Element data from apps and pages
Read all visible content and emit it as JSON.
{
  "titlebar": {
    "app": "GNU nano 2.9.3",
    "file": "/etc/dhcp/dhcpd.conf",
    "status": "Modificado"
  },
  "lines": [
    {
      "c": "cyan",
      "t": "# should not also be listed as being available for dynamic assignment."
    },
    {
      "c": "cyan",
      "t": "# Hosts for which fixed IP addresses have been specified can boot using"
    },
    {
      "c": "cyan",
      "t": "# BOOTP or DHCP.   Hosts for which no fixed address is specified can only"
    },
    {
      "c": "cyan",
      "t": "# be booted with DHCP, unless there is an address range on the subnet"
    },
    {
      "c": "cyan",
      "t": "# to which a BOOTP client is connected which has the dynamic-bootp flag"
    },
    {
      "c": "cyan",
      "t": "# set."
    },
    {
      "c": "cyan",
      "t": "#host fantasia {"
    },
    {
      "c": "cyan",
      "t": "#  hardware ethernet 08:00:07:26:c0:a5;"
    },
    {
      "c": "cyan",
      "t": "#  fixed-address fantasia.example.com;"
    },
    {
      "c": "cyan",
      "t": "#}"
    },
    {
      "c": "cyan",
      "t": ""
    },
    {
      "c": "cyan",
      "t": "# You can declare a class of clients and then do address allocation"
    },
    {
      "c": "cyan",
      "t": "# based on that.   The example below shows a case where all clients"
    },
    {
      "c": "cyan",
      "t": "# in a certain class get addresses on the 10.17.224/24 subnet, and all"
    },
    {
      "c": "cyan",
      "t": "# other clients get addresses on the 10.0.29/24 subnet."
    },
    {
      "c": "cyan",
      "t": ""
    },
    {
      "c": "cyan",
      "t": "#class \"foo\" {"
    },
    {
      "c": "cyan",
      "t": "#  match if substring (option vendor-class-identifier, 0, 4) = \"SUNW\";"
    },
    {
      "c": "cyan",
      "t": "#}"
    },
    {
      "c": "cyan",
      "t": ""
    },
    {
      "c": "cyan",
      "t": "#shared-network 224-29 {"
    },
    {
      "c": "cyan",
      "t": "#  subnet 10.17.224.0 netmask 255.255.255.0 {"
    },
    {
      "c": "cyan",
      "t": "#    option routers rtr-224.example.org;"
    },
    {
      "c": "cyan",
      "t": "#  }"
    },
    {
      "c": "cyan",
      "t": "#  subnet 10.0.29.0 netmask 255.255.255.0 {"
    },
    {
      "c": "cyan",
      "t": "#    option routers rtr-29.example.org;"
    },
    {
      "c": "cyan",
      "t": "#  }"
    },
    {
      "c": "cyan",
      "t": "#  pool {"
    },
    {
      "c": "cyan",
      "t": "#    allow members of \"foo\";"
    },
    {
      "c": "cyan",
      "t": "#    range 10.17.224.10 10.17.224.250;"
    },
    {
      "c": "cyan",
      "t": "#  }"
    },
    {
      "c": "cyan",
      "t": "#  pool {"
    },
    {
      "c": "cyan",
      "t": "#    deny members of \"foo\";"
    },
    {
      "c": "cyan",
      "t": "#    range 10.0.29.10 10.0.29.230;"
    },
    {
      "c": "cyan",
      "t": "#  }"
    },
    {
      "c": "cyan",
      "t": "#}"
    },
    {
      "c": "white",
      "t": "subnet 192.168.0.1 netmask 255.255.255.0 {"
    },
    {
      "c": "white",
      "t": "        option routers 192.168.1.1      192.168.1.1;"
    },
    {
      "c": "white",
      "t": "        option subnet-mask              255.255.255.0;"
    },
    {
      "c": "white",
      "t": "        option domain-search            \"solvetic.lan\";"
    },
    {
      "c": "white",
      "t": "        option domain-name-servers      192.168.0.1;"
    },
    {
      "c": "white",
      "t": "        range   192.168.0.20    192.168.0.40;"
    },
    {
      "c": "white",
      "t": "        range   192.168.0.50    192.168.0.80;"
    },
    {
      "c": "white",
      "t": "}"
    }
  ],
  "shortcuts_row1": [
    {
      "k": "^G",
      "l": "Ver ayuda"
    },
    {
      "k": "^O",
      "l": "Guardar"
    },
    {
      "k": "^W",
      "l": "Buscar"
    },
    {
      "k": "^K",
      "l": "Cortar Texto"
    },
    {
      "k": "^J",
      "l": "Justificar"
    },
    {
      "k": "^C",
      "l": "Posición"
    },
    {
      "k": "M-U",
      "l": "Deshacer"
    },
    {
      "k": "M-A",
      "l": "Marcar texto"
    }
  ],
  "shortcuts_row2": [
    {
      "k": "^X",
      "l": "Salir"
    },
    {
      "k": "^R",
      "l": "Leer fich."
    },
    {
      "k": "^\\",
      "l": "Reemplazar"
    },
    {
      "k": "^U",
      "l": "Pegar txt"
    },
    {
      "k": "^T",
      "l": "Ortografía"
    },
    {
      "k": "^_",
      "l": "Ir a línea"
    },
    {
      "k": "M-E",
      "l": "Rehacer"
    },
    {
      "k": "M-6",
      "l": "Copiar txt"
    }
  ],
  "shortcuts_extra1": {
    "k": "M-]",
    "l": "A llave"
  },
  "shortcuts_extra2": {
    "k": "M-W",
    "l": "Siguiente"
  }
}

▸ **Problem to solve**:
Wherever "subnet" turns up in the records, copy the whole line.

▸ **Expected output**:
      "t": "# be booted with DHCP, unless there is an address range on the subnet"
      "t": "# in a certain class get addresses on the 10.17.224/24 subnet, and all"
      "t": "# other clients get addresses on the 10.0.29/24 subnet."
      "t": "#  subnet 10.17.224.0 netmask 255.255.255.0 {"
      "t": "#  subnet 10.0.29.0 netmask 255.255.255.0 {"
      "t": "subnet 192.168.0.1 netmask 255.255.255.0 {"
      "t": "        option subnet-mask              255.255.255.0;"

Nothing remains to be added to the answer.